The U.S. Food and Drug Administration's latest plan for overseeing clinical decision-support software leaves too much room for interpretation over what types of software the agency intends to regulate, according to health systems and software vendors.
While stakeholders largely applauded the FDA's vision of a risk-based regulatory approach in theory, a major point of contention involves confusion over the FDA's definition of what software would be included under the FDA's oversight.
FDA released an outline in September for how it plans to regulate clinical decision-support software, or software systems that analyze data to help clinicians and patients make treatment decisions. The draft guidance uses a risk-based approach, with the FDA focusing its oversight based on the risk to patients if software malfunctions.
For categories deemed at low-risk to patients, the FDA won't enforce applicable regulatory requirements. FDA's principal deputy commissioner Dr. Amy Abernethy said that would give developers more room to create and adapt their software.
Under the draft guidance, software meant to "drive" management of clinical care would be considered a type of medical device falling under the FDA's regulatory oversight, while software simply meant to "inform" clinical management would exempt. That distinction is meant to focus the FDA's oversight on tools that actively guide the next diagnostic or treatment a patient receives, and away from software that's helpful, but not necessary, for clinical decisionmaking.
"Drive functions provide enhanced support beyond simply supporting or providing a recommendation about prevention, diagnosis, or treatment of a disease or condition," according to the FDA's guidance.
But that line—dividing tools that "inform" from those that "drive"—isn't useful, according to some health systems and software vendors.
"We believe there is no actual distinction between software functions intended 'to guide' clinical decision-making … and those intended 'to provide recommendations' for clinical decision-making," Kaiser Permanente wrote in a letter to the agency. "We recommend FDA resolve this ambiguity in the final guidance by simply eliminating the distinction between these two concepts."
Epic Systems Corp., one of the largest providers of electronic health record software, agreed.
"Determining whether a CDS function 'aids' in treatment or diagnosis (drives) or simply 'supports (healthcare professionals') decision-making' (informs) … is an exceptionally difficult and subjective exercise, and will inevitably lead to inconsistent application across the industry and by FDA," the company wrote.
CommonSpirit Health, Mayo Clinic, Cerner Corp., Allscripts and the Advanced Medical Technology Association also expressed confusion over the terminology, though not all agreed with arguments to combine the two phrases into one category.

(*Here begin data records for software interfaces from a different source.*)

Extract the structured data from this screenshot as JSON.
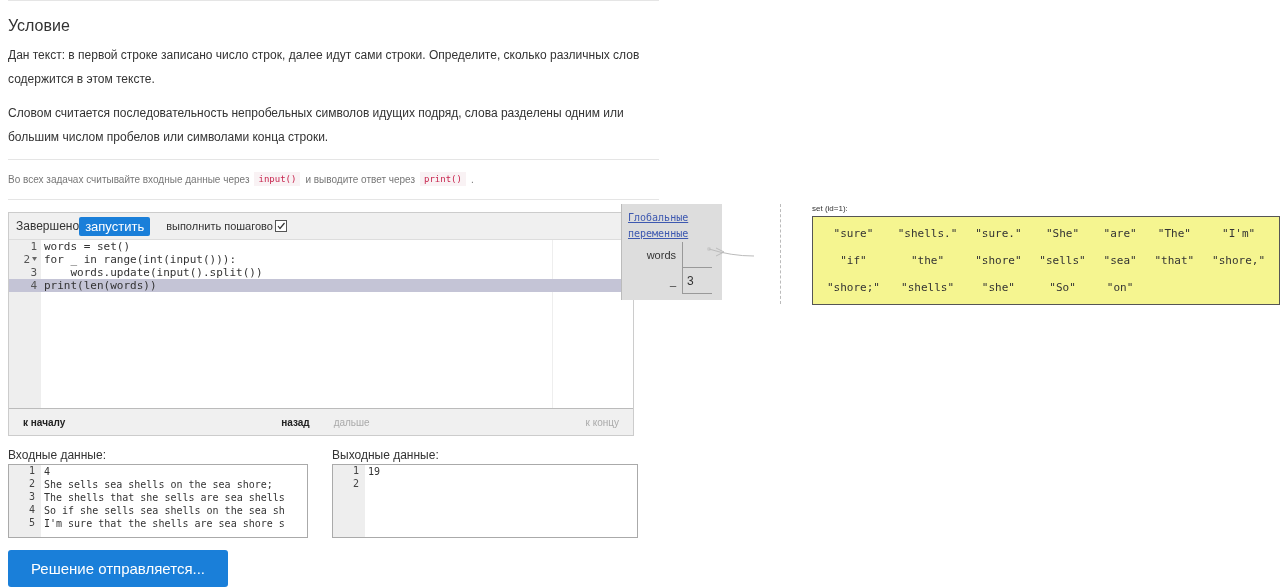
{
  "problem": {
    "heading": "Условие",
    "paragraphs": [
      "Дан текст: в первой строке записано число строк, далее идут сами строки. Определите, сколько различных слов содержится в этом тексте.",
      "Словом считается последовательность непробельных символов идущих подряд, слова разделены одним или большим числом пробелов или символами конца строки."
    ],
    "note": [
      {
        "kind": "text",
        "text": "Во всех задачах считывайте входные данные через"
      },
      {
        "kind": "code",
        "text": "input()"
      },
      {
        "kind": "text",
        "text": "и выводите ответ через"
      },
      {
        "kind": "code",
        "text": "print()"
      },
      {
        "kind": "text",
        "text": "."
      }
    ]
  },
  "editor": {
    "status": "Завершено",
    "run_button": "запустить",
    "step_label": "выполнить пошагово",
    "step_checked": true,
    "lines": [
      {
        "number": "1",
        "text": "words = set()",
        "current": false,
        "foldable": false
      },
      {
        "number": "2",
        "text": "for _ in range(int(input())):",
        "current": false,
        "foldable": true
      },
      {
        "number": "3",
        "text": "    words.update(input().split())",
        "current": false,
        "foldable": false
      },
      {
        "number": "4",
        "text": "print(len(words))",
        "current": true,
        "foldable": false
      }
    ],
    "nav": [
      {
        "label": "к началу",
        "disabled": false
      },
      {
        "label": "назад",
        "disabled": false
      },
      {
        "label": "дальше",
        "disabled": true
      },
      {
        "label": "к концу",
        "disabled": true
      }
    ]
  },
  "input": {
    "label": "Входные данные:",
    "lines": [
      {
        "number": "1",
        "text": "4"
      },
      {
        "number": "2",
        "text": "She sells sea shells on the sea shore;"
      },
      {
        "number": "3",
        "text": "The shells that she sells are sea shells"
      },
      {
        "number": "4",
        "text": "So if she sells sea shells on the sea sh"
      },
      {
        "number": "5",
        "text": "I'm sure that the shells are sea shore s"
      }
    ]
  },
  "output": {
    "label": "Выходные данные:",
    "lines": [
      {
        "number": "1",
        "text": "19"
      },
      {
        "number": "2"
      }
    ]
  },
  "submit_button": "Решение отправляется...",
  "frames": {
    "title": "Глобальные переменные",
    "variables": [
      {
        "name": "words"
      },
      {
        "name": "_",
        "value": "3"
      }
    ]
  },
  "set_object": {
    "title": "set (id=1):",
    "items": [
      "\"sure\"",
      "\"shells.\"",
      "\"sure.\"",
      "\"She\"",
      "\"are\"",
      "\"The\"",
      "\"I'm\"",
      "\"if\"",
      "\"the\"",
      "\"shore\"",
      "\"sells\"",
      "\"sea\"",
      "\"that\"",
      "\"shore,\"",
      "\"shore;\"",
      "\"shells\"",
      "\"she\"",
      "\"So\"",
      "\"on\""
    ]
  }
}
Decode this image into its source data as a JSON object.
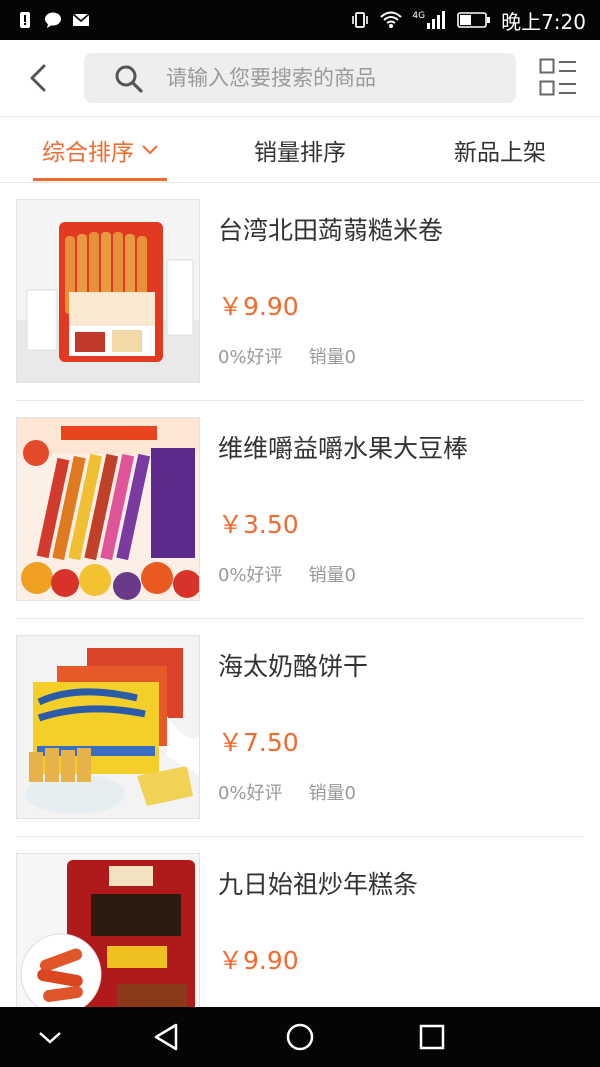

Some asked for a clarification of the two terms or suggested different ways for the agency to think about clinical decision-support software.
CommonSpirit recommended the FDA instead draw a distinction between tools that provide recommendations to clinicians, and those that make decisions for clinicians.
"The FDA could draw a much clearer line," CommonSpirit wrote in a letter. "If an algorithm takes the agency and decision-making authority away from the clinician and dictates the next course of diagnostic testing or treatment without any reasonable opportunity for intervening clinical judgment, then such software functions should be regulated as devices."
If the FDA maintains its plan to regulate software that "drives" clinical management as a medical device, that could lead "many existing CDS algorithms being subject to the FDA approval process," according to a comment from the American Hospital Association—possibly hindering innovation down the line.
Software vendors also expressed skepticism at one of the criteria the FDA said it would use to determine what software merits regulatory oversight.
As part of the risk-based approach, the FDA said it plans to focus oversight on clinical decision-support software that meets two criteria: those that aim to help providers and patients manage serious or critical clinical conditions, and those that do not explain to users how the software reaches its recommendations.
Software vendors said they want more clarification around what type of information they need to provide to allow users to independently evaluate a recommendation, so that their tools can be exempt from the FDA's regulation.
"We believe that examples need to be developed that help illustrate to the manufacturer what it means to meet the test of independently evaluate in terms of timeliness, context, form, content and proximity to the clinical workflow," Cerner wrote in a letter to the agency.